When some applications continuously crashed for apparently no reason, I had to uninstall then reinstall them to fix the problem. Unlike a Microsoft Windows application which displays a cryptic error message when it crashes, when an iOS application crashes, it merely closes without prior notice or message. But the recovery is quite elegant and rarely caused a reboot of the iPad.
Without a cover or protective film, the iPad can easily slip out of one’s hand and fall to the ground. I used and recommend a Zagg brand clear film cover on the front and back to protect the screen and improve the grip.

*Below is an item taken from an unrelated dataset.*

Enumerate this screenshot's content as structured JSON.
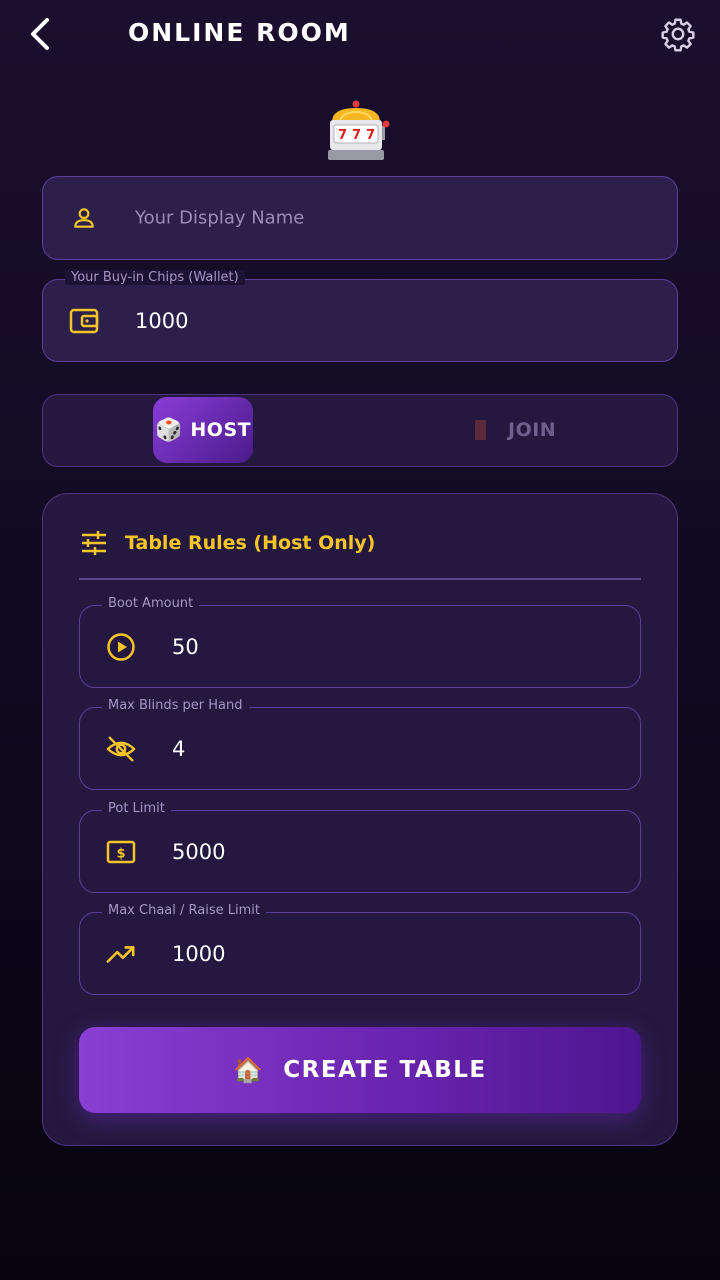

With Android based tablets hitting the market in droves in the next year, the next act for the iPad will be to stay one step ahead. Apple’s share of the tablet market has already taken a hit, and unless Apple enhances the next iPad with new features not found on the other less expensive tablets, the iPad will become one of many others competing for consumers’ attention and dollars. The design, simplicity and elegance of the iPad set it apart; only time will tell whether buyers will continue to pay a premium for it. For me, the bar is set high, so competitors will need to really show their mettle to get me to switch. I’m hooked. I’d be delighted to hear your feedback and useful applications that you can’t live without.